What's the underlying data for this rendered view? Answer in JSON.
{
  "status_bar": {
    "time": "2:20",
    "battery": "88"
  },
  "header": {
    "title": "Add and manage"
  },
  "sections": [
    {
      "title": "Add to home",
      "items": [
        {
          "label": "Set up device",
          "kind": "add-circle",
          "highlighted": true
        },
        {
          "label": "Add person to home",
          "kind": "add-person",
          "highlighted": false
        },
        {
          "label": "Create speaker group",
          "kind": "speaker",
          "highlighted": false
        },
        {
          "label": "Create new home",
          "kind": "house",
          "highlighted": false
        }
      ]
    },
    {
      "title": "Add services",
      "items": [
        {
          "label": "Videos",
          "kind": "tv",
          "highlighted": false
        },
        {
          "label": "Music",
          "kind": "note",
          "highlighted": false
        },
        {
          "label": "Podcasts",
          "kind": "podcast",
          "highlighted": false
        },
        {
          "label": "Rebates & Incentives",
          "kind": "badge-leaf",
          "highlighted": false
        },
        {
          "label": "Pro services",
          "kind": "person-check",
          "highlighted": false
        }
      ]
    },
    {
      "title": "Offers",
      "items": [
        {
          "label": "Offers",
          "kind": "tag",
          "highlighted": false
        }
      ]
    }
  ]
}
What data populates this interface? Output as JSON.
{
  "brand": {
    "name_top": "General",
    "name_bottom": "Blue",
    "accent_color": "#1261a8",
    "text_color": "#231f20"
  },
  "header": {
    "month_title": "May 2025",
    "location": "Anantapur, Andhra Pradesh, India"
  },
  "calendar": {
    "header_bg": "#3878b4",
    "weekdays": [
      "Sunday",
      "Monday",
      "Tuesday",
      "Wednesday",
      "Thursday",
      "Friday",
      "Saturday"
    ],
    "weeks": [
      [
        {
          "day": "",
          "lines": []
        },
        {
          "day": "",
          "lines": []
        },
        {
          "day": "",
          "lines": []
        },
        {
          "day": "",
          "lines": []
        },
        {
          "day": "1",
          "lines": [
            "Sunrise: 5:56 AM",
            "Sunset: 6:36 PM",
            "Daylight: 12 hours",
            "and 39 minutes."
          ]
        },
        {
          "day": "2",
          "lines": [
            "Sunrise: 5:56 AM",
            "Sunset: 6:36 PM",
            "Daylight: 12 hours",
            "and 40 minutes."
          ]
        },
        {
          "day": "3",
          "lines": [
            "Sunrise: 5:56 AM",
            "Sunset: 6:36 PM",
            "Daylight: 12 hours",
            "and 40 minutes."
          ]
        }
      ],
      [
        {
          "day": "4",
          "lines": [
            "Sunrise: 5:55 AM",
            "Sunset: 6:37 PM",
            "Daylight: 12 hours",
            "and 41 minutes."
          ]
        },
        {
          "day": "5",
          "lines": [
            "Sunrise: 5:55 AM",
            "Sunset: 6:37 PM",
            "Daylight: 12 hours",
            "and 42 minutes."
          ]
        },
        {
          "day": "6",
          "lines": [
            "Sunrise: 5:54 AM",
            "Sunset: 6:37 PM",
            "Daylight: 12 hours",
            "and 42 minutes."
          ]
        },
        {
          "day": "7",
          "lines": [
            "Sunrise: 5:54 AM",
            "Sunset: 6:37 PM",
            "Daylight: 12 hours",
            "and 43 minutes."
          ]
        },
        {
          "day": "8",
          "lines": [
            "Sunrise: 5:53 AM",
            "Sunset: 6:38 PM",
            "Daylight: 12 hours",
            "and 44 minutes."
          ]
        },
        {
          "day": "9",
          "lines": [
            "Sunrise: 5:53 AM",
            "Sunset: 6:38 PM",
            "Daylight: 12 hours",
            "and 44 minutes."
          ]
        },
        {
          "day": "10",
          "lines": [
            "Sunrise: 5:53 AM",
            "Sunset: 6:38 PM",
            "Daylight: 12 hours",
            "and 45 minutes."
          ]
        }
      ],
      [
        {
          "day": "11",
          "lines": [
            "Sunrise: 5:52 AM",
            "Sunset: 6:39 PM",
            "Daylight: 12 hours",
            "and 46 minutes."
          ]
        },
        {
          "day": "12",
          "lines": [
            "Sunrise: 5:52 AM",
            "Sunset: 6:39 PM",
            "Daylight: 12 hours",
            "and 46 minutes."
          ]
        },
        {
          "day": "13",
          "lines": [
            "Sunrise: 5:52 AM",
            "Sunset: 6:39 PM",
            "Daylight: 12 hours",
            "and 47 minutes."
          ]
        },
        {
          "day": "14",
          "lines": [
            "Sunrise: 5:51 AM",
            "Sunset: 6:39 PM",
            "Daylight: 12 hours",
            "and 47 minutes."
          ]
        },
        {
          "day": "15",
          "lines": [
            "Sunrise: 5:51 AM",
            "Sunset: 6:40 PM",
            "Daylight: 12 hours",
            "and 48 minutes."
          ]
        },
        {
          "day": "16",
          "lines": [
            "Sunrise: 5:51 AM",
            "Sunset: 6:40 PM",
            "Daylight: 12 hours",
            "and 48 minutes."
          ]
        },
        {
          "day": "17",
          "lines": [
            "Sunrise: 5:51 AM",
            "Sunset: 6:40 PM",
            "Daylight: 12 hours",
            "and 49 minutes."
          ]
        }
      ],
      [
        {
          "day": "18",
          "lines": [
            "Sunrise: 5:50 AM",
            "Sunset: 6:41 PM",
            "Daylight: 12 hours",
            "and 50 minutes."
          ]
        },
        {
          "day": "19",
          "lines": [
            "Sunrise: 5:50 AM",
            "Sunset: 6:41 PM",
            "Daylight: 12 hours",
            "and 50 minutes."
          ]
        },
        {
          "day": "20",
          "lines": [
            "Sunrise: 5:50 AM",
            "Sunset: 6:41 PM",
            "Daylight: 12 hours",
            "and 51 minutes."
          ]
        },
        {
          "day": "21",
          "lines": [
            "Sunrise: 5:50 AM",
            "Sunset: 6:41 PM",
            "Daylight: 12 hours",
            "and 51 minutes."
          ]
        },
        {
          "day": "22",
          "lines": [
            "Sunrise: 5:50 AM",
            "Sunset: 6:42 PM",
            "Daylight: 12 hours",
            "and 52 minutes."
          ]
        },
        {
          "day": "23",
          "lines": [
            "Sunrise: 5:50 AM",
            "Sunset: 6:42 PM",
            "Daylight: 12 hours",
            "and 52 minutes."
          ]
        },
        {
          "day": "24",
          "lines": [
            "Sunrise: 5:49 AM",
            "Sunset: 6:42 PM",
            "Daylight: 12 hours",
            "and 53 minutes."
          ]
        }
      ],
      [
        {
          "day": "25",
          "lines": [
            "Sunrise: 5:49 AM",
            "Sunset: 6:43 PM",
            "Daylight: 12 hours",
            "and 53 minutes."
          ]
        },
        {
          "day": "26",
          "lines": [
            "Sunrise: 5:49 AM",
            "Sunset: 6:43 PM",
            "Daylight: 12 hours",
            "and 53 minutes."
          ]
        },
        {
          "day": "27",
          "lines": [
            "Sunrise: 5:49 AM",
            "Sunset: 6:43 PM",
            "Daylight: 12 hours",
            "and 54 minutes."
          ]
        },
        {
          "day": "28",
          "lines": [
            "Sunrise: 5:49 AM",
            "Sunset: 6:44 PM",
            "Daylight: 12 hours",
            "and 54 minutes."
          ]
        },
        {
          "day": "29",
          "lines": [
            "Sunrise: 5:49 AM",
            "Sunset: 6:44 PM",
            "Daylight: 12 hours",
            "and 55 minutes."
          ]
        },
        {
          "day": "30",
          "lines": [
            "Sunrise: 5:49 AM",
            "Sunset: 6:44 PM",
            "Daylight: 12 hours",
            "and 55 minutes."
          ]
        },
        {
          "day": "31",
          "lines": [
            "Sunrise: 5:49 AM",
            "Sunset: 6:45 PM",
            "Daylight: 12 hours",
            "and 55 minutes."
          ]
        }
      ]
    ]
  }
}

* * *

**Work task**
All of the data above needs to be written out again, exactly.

**Answer section**
What's the underlying data for this rendered view? Answer in JSON.
{
  "status_bar": {
    "time": "2:20",
    "battery": "88"
  },
  "header": {
    "title": "Add and manage"
  },
  "sections": [
    {
      "title": "Add to home",
      "items": [
        {
          "label": "Set up device",
          "kind": "add-circle",
          "highlighted": true
        },
        {
          "label": "Add person to home",
          "kind": "add-person",
          "highlighted": false
        },
        {
          "label": "Create speaker group",
          "kind": "speaker",
          "highlighted": false
        },
        {
          "label": "Create new home",
          "kind": "house",
          "highlighted": false
        }
      ]
    },
    {
      "title": "Add services",
      "items": [
        {
          "label": "Videos",
          "kind": "tv",
          "highlighted": false
        },
        {
          "label": "Music",
          "kind": "note",
          "highlighted": false
        },
        {
          "label": "Podcasts",
          "kind": "podcast",
          "highlighted": false
        },
        {
          "label": "Rebates & Incentives",
          "kind": "badge-leaf",
          "highlighted": false
        },
        {
          "label": "Pro services",
          "kind": "person-check",
          "highlighted": false
        }
      ]
    },
    {
      "title": "Offers",
      "items": [
        {
          "label": "Offers",
          "kind": "tag",
          "highlighted": false
        }
      ]
    }
  ]
}
What data populates this interface? Output as JSON.
{
  "brand": {
    "name_top": "General",
    "name_bottom": "Blue",
    "accent_color": "#1261a8",
    "text_color": "#231f20"
  },
  "header": {
    "month_title": "May 2025",
    "location": "Anantapur, Andhra Pradesh, India"
  },
  "calendar": {
    "header_bg": "#3878b4",
    "weekdays": [
      "Sunday",
      "Monday",
      "Tuesday",
      "Wednesday",
      "Thursday",
      "Friday",
      "Saturday"
    ],
    "weeks": [
      [
        {
          "day": "",
          "lines": []
        },
        {
          "day": "",
          "lines": []
        },
        {
          "day": "",
          "lines": []
        },
        {
          "day": "",
          "lines": []
        },
        {
          "day": "1",
          "lines": [
            "Sunrise: 5:56 AM",
            "Sunset: 6:36 PM",
            "Daylight: 12 hours",
            "and 39 minutes."
          ]
        },
        {
          "day": "2",
          "lines": [
            "Sunrise: 5:56 AM",
            "Sunset: 6:36 PM",
            "Daylight: 12 hours",
            "and 40 minutes."
          ]
        },
        {
          "day": "3",
          "lines": [
            "Sunrise: 5:56 AM",
            "Sunset: 6:36 PM",
            "Daylight: 12 hours",
            "and 40 minutes."
          ]
        }
      ],
      [
        {
          "day": "4",
          "lines": [
            "Sunrise: 5:55 AM",
            "Sunset: 6:37 PM",
            "Daylight: 12 hours",
            "and 41 minutes."
          ]
        },
        {
          "day": "5",
          "lines": [
            "Sunrise: 5:55 AM",
            "Sunset: 6:37 PM",
            "Daylight: 12 hours",
            "and 42 minutes."
          ]
        },
        {
          "day": "6",
          "lines": [
            "Sunrise: 5:54 AM",
            "Sunset: 6:37 PM",
            "Daylight: 12 hours",
            "and 42 minutes."
          ]
        },
        {
          "day": "7",
          "lines": [
            "Sunrise: 5:54 AM",
            "Sunset: 6:37 PM",
            "Daylight: 12 hours",
            "and 43 minutes."
          ]
        },
        {
          "day": "8",
          "lines": [
            "Sunrise: 5:53 AM",
            "Sunset: 6:38 PM",
            "Daylight: 12 hours",
            "and 44 minutes."
          ]
        },
        {
          "day": "9",
          "lines": [
            "Sunrise: 5:53 AM",
            "Sunset: 6:38 PM",
            "Daylight: 12 hours",
            "and 44 minutes."
          ]
        },
        {
          "day": "10",
          "lines": [
            "Sunrise: 5:53 AM",
            "Sunset: 6:38 PM",
            "Daylight: 12 hours",
            "and 45 minutes."
          ]
        }
      ],
      [
        {
          "day": "11",
          "lines": [
            "Sunrise: 5:52 AM",
            "Sunset: 6:39 PM",
            "Daylight: 12 hours",
            "and 46 minutes."
          ]
        },
        {
          "day": "12",
          "lines": [
            "Sunrise: 5:52 AM",
            "Sunset: 6:39 PM",
            "Daylight: 12 hours",
            "and 46 minutes."
          ]
        },
        {
          "day": "13",
          "lines": [
            "Sunrise: 5:52 AM",
            "Sunset: 6:39 PM",
            "Daylight: 12 hours",
            "and 47 minutes."
          ]
        },
        {
          "day": "14",
          "lines": [
            "Sunrise: 5:51 AM",
            "Sunset: 6:39 PM",
            "Daylight: 12 hours",
            "and 47 minutes."
          ]
        },
        {
          "day": "15",
          "lines": [
            "Sunrise: 5:51 AM",
            "Sunset: 6:40 PM",
            "Daylight: 12 hours",
            "and 48 minutes."
          ]
        },
        {
          "day": "16",
          "lines": [
            "Sunrise: 5:51 AM",
            "Sunset: 6:40 PM",
            "Daylight: 12 hours",
            "and 48 minutes."
          ]
        },
        {
          "day": "17",
          "lines": [
            "Sunrise: 5:51 AM",
            "Sunset: 6:40 PM",
            "Daylight: 12 hours",
            "and 49 minutes."
          ]
        }
      ],
      [
        {
          "day": "18",
          "lines": [
            "Sunrise: 5:50 AM",
            "Sunset: 6:41 PM",
            "Daylight: 12 hours",
            "and 50 minutes."
          ]
        },
        {
          "day": "19",
          "lines": [
            "Sunrise: 5:50 AM",
            "Sunset: 6:41 PM",
            "Daylight: 12 hours",
            "and 50 minutes."
          ]
        },
        {
          "day": "20",
          "lines": [
            "Sunrise: 5:50 AM",
            "Sunset: 6:41 PM",
            "Daylight: 12 hours",
            "and 51 minutes."
          ]
        },
        {
          "day": "21",
          "lines": [
            "Sunrise: 5:50 AM",
            "Sunset: 6:41 PM",
            "Daylight: 12 hours",
            "and 51 minutes."
          ]
        },
        {
          "day": "22",
          "lines": [
            "Sunrise: 5:50 AM",
            "Sunset: 6:42 PM",
            "Daylight: 12 hours",
            "and 52 minutes."
          ]
        },
        {
          "day": "23",
          "lines": [
            "Sunrise: 5:50 AM",
            "Sunset: 6:42 PM",
            "Daylight: 12 hours",
            "and 52 minutes."
          ]
        },
        {
          "day": "24",
          "lines": [
            "Sunrise: 5:49 AM",
            "Sunset: 6:42 PM",
            "Daylight: 12 hours",
            "and 53 minutes."
          ]
        }
      ],
      [
        {
          "day": "25",
          "lines": [
            "Sunrise: 5:49 AM",
            "Sunset: 6:43 PM",
            "Daylight: 12 hours",
            "and 53 minutes."
          ]
        },
        {
          "day": "26",
          "lines": [
            "Sunrise: 5:49 AM",
            "Sunset: 6:43 PM",
            "Daylight: 12 hours",
            "and 53 minutes."
          ]
        },
        {
          "day": "27",
          "lines": [
            "Sunrise: 5:49 AM",
            "Sunset: 6:43 PM",
            "Daylight: 12 hours",
            "and 54 minutes."
          ]
        },
        {
          "day": "28",
          "lines": [
            "Sunrise: 5:49 AM",
            "Sunset: 6:44 PM",
            "Daylight: 12 hours",
            "and 54 minutes."
          ]
        },
        {
          "day": "29",
          "lines": [
            "Sunrise: 5:49 AM",
            "Sunset: 6:44 PM",
            "Daylight: 12 hours",
            "and 55 minutes."
          ]
        },
        {
          "day": "30",
          "lines": [
            "Sunrise: 5:49 AM",
            "Sunset: 6:44 PM",
            "Daylight: 12 hours",
            "and 55 minutes."
          ]
        },
        {
          "day": "31",
          "lines": [
            "Sunrise: 5:49 AM",
            "Sunset: 6:45 PM",
            "Daylight: 12 hours",
            "and 55 minutes."
          ]
        }
      ]
    ]
  }
}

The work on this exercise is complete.